Maybe that’s why I didn’t hate my lips when I was with Ezekiel. Because I thought I had found the one. And being with “the one” was magical. With E, my lips (and everything else) felt like an ageless source of pleasure. They became a gateway to passionate kisses that left my cells dancing; they parted to let out laughter when he made a witty joke; they let out gasps of air as we ran up mountains together. And sometimes those lips — wrinkles and all — stayed perfectly still as we watched the sun set from an abandoned bridge, enjoying the silence and beauty of nature. With E, my lips were the portal to speaking my truth to someone who got it. Whenever I was with him I felt young and alive, and my fears (of being alone, of aging, of being not attractive enough) disappeared.           

He loved me on the inside, so the outside didn’t have to be a certain way. I stopped staring at the lines, wrinkles and my reflection with judgment. I stopped asking “How old do I look” or “How fast will my wrinkles deepen?” I exhaled.           

But then E and I, although we loved each other, just didn’t work out. So now it’s just me and my lipstick-free lips. I don’t wear lipstick anymore. I actually don’t remember the last time I did wear it. I prefer a much more natural look. And sometimes when I stare at my reflection, I find that fear creeping in again: fear of being alone, of my lips and wrinkles standing between me and true love. I don’t want to be alone. And I sure as hell don’t want to be dependent on my lips or my looks to find a partner.

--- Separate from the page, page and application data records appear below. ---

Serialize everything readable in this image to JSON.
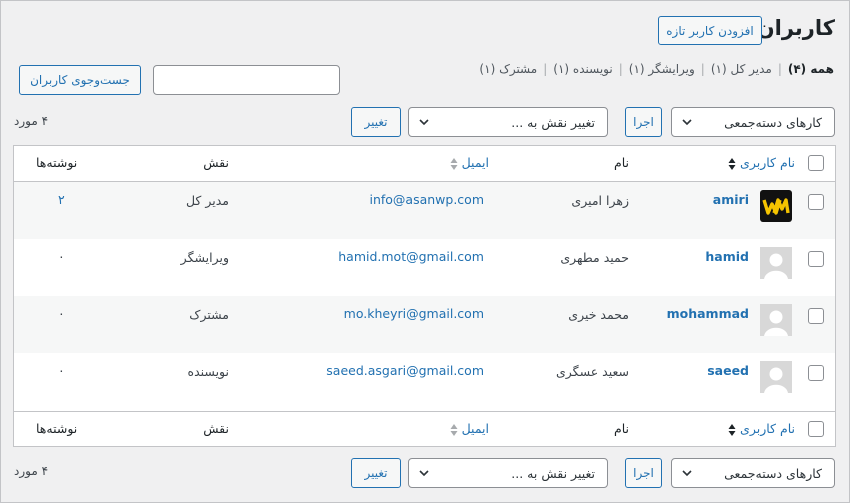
{
  "page": {
    "title": "کاربران",
    "add_new_label": "افزودن کاربر تازه"
  },
  "filters": [
    {
      "label": "همه",
      "count": "(۴)",
      "current": true
    },
    {
      "label": "مدیر کل",
      "count": "(۱)"
    },
    {
      "label": "ویرایشگر",
      "count": "(۱)"
    },
    {
      "label": "نویسنده",
      "count": "(۱)"
    },
    {
      "label": "مشترک",
      "count": "(۱)"
    }
  ],
  "search": {
    "value": "",
    "button_label": "جست‌وجوی کاربران"
  },
  "tablenav": {
    "bulk_actions_label": "کارهای دسته‌جمعی",
    "apply_label": "اجرا",
    "change_role_label": "تغییر نقش به ...",
    "change_label": "تغییر",
    "count_label": "۴ مورد"
  },
  "columns": {
    "username": "نام کاربری",
    "name": "نام",
    "email": "ایمیل",
    "role": "نقش",
    "posts": "نوشته‌ها"
  },
  "users": [
    {
      "username": "amiri",
      "name": "زهرا امیری",
      "email": "info@asanwp.com",
      "role": "مدیر کل",
      "posts": "۲",
      "avatar": "logo"
    },
    {
      "username": "hamid",
      "name": "حمید مطهری",
      "email": "hamid.mot@gmail.com",
      "role": "ویرایشگر",
      "posts": "۰",
      "avatar": "default"
    },
    {
      "username": "mohammad",
      "name": "محمد خیری",
      "email": "mo.kheyri@gmail.com",
      "role": "مشترک",
      "posts": "۰",
      "avatar": "default"
    },
    {
      "username": "saeed",
      "name": "سعید عسگری",
      "email": "saeed.asgari@gmail.com",
      "role": "نویسنده",
      "posts": "۰",
      "avatar": "default"
    }
  ],
  "colors": {
    "accent": "#2271b1",
    "background": "#f0f0f1",
    "logo_bg": "#111111",
    "logo_fg": "#f5c400"
  }
}
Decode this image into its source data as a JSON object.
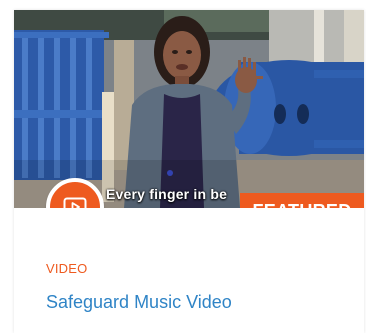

For now, I’m accepting that I’m still suspended somewhere between needing that stick of rum raisin to be confident and being the woman who freaking loves herself fiercely and unapologetically — wrinkles, unadorned lips and all! And I know that I just need to do a little more work on the inside. To find my rum raisin and my Ezekiel there. And exhale. But sometimes, I also can’t help but wonder, If I put that rum raisin on my lips one more time ...?